● **What is required**
Could you filter the data below down to the lines that hold the word "time"?

[Stored records]
[Start of section]

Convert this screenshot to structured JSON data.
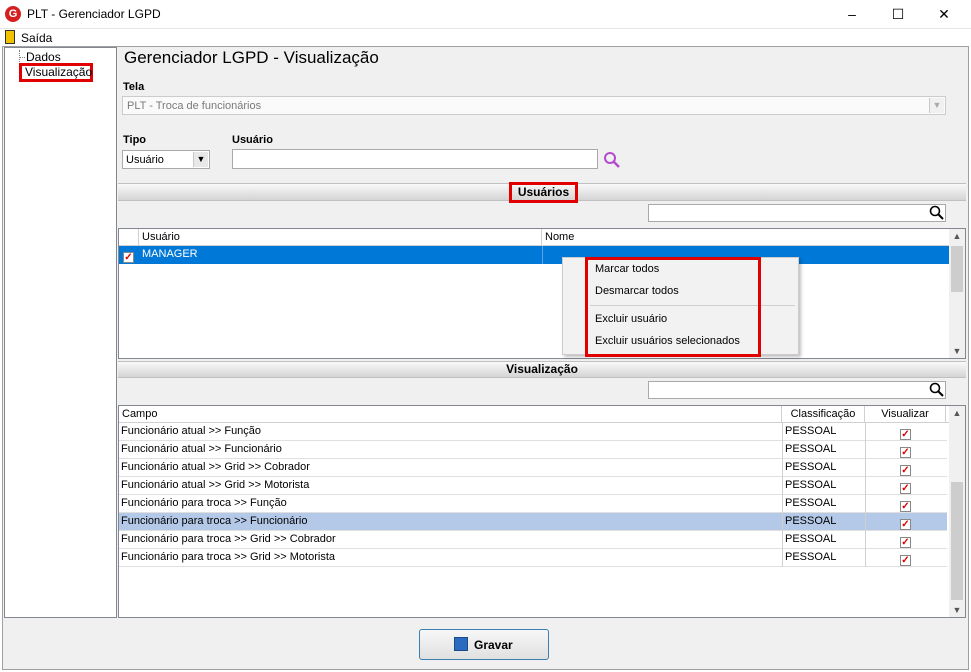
{
  "window": {
    "title": "PLT - Gerenciador LGPD",
    "logo_letter": "G"
  },
  "menu": {
    "exit_label": "Saída"
  },
  "tree": {
    "items": [
      "Dados",
      "Visualização"
    ]
  },
  "page": {
    "title": "Gerenciador LGPD - Visualização"
  },
  "form": {
    "tela_label": "Tela",
    "tela_value": "PLT - Troca de funcionários",
    "tipo_label": "Tipo",
    "tipo_value": "Usuário",
    "usuario_label": "Usuário",
    "usuario_value": ""
  },
  "users_section": {
    "title": "Usuários",
    "search_value": "",
    "columns": [
      "Usuário",
      "Nome"
    ],
    "rows": [
      {
        "checked": true,
        "usuario": "MANAGER",
        "nome": ""
      }
    ]
  },
  "context_menu": {
    "items": [
      "Marcar todos",
      "Desmarcar todos",
      "Excluir usuário",
      "Excluir usuários selecionados"
    ]
  },
  "view_section": {
    "title": "Visualização",
    "search_value": "",
    "columns": [
      "Campo",
      "Classificação",
      "Visualizar"
    ],
    "rows": [
      {
        "campo": "Funcionário atual >> Função",
        "classificacao": "PESSOAL",
        "visualizar": true
      },
      {
        "campo": "Funcionário atual >> Funcionário",
        "classificacao": "PESSOAL",
        "visualizar": true
      },
      {
        "campo": "Funcionário atual >> Grid >> Cobrador",
        "classificacao": "PESSOAL",
        "visualizar": true
      },
      {
        "campo": "Funcionário atual >> Grid >> Motorista",
        "classificacao": "PESSOAL",
        "visualizar": true
      },
      {
        "campo": "Funcionário para troca >> Função",
        "classificacao": "PESSOAL",
        "visualizar": true
      },
      {
        "campo": "Funcionário para troca >> Funcionário",
        "classificacao": "PESSOAL",
        "visualizar": true,
        "selected": true
      },
      {
        "campo": "Funcionário para troca >> Grid >> Cobrador",
        "classificacao": "PESSOAL",
        "visualizar": true
      },
      {
        "campo": "Funcionário para troca >> Grid >> Motorista",
        "classificacao": "PESSOAL",
        "visualizar": true
      }
    ]
  },
  "footer": {
    "save_label": "Gravar"
  },
  "colors": {
    "selection": "#0078d7",
    "row_selection": "#b4c8e8",
    "highlight": "#e00000"
  }
}
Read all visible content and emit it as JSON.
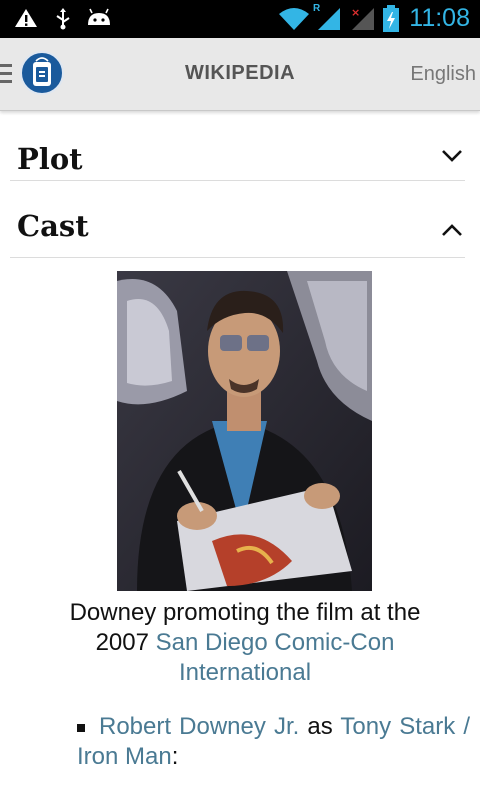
{
  "status_bar": {
    "time": "11:08",
    "icons": [
      "warning-icon",
      "usb-icon",
      "android-icon",
      "wifi-icon",
      "signal-icon",
      "signal-no-service-icon",
      "battery-charging-icon"
    ],
    "roaming_label": "R",
    "accent_color": "#33b5e5"
  },
  "app_bar": {
    "title": "WIKIPEDIA",
    "language": "English",
    "menu_icon": "menu-icon",
    "logo": "app-logo"
  },
  "sections": [
    {
      "title": "Plot",
      "expanded": false
    },
    {
      "title": "Cast",
      "expanded": true
    }
  ],
  "figure": {
    "caption_prefix": "Downey promoting the film at the 2007 ",
    "caption_link": "San Diego Comic-Con International"
  },
  "cast": {
    "item_1": {
      "actor": "Robert Downey Jr.",
      "connector": "as",
      "role": "Tony Stark / Iron Man",
      "suffix": ":"
    }
  },
  "colors": {
    "link": "#4a7a93",
    "app_bar_bg": "#e8e8e8",
    "logo_blue": "#1a5a9c"
  }
}
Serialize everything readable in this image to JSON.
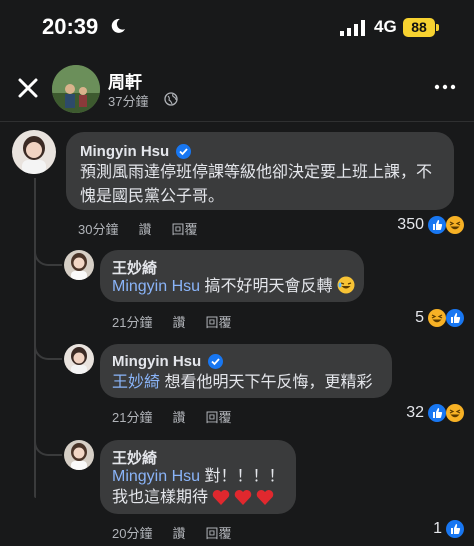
{
  "status_bar": {
    "time": "20:39",
    "network": "4G",
    "battery": "88"
  },
  "header": {
    "name": "周軒",
    "time": "37分鐘"
  },
  "actions": {
    "like": "讚",
    "reply": "回覆"
  },
  "comments": [
    {
      "author": "Mingyin Hsu",
      "line1": "預測風雨達停班停課等級他卻決定要上班上課，不",
      "line2": "愧是國民黨公子哥。",
      "time": "30分鐘",
      "reactions": "350"
    },
    {
      "author": "王妙綺",
      "mention": "Mingyin Hsu",
      "text": "搞不好明天會反轉",
      "time": "21分鐘",
      "reactions": "5"
    },
    {
      "author": "Mingyin Hsu",
      "mention": "王妙綺",
      "text": "想看他明天下午反悔，更精彩",
      "time": "21分鐘",
      "reactions": "32"
    },
    {
      "author": "王妙綺",
      "mention": "Mingyin Hsu",
      "text": "對！！！！",
      "line2": "我也這樣期待",
      "time": "20分鐘",
      "reactions": "1"
    }
  ],
  "colors": {
    "background": "#18191a",
    "bubble": "#3a3b3c",
    "mention": "#8ab4f8",
    "like": "#1877f2",
    "haha": "#f7b125",
    "love": "#f33e58",
    "battery": "#f7d230"
  }
}
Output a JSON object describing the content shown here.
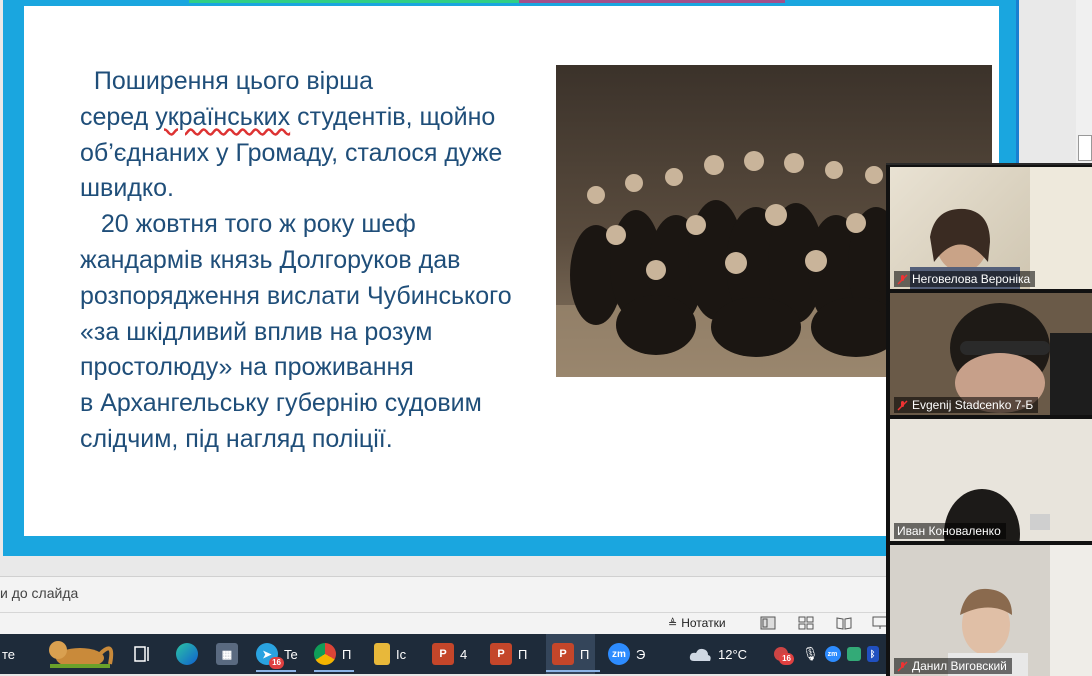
{
  "slide": {
    "lines": [
      "  Поширення цього вірша",
      "серед ",
      "українських",
      " студентів, щойно",
      "об’єднаних у Громаду, сталося дуже",
      "швидко.",
      "   20 жовтня того ж року шеф",
      "жандармів князь Долгоруков дав",
      "розпорядження вислати Чубинського",
      "«за шкідливий вплив на розум",
      "простолюду» на проживання",
      "в Архангельську губернію судовим",
      "слідчим, під нагляд поліції."
    ]
  },
  "notes": {
    "hint": "и до слайда"
  },
  "status": {
    "notes_label": "Нотатки"
  },
  "taskbar": {
    "items": [
      {
        "name": "Te",
        "badge": "16"
      },
      {
        "name": "П"
      },
      {
        "name": "Іс"
      },
      {
        "name": "4"
      },
      {
        "name": "П"
      },
      {
        "name": "П"
      },
      {
        "name": "Э"
      }
    ],
    "start_text": "те",
    "weather": "12°C",
    "tray_badge": "16"
  },
  "video": {
    "participants": [
      {
        "name": "Неговелова Вероніка",
        "muted": true
      },
      {
        "name": "Evgenij Stadcenko 7-Б",
        "muted": true
      },
      {
        "name": "Иван Коноваленко",
        "muted": false
      },
      {
        "name": "Данил Виговский",
        "muted": true
      }
    ]
  },
  "colors": {
    "slide_border": "#1aa6df",
    "slide_text": "#1f4e79",
    "taskbar": "#1e2b3a"
  }
}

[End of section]

● **Completed exercise**
    "time": "11:08",
    "time": "20:39",
    "time": "37分鐘"
      "time": "30分鐘",
      "time": "21分鐘",
      "time": "21分鐘",
      "time": "20分鐘",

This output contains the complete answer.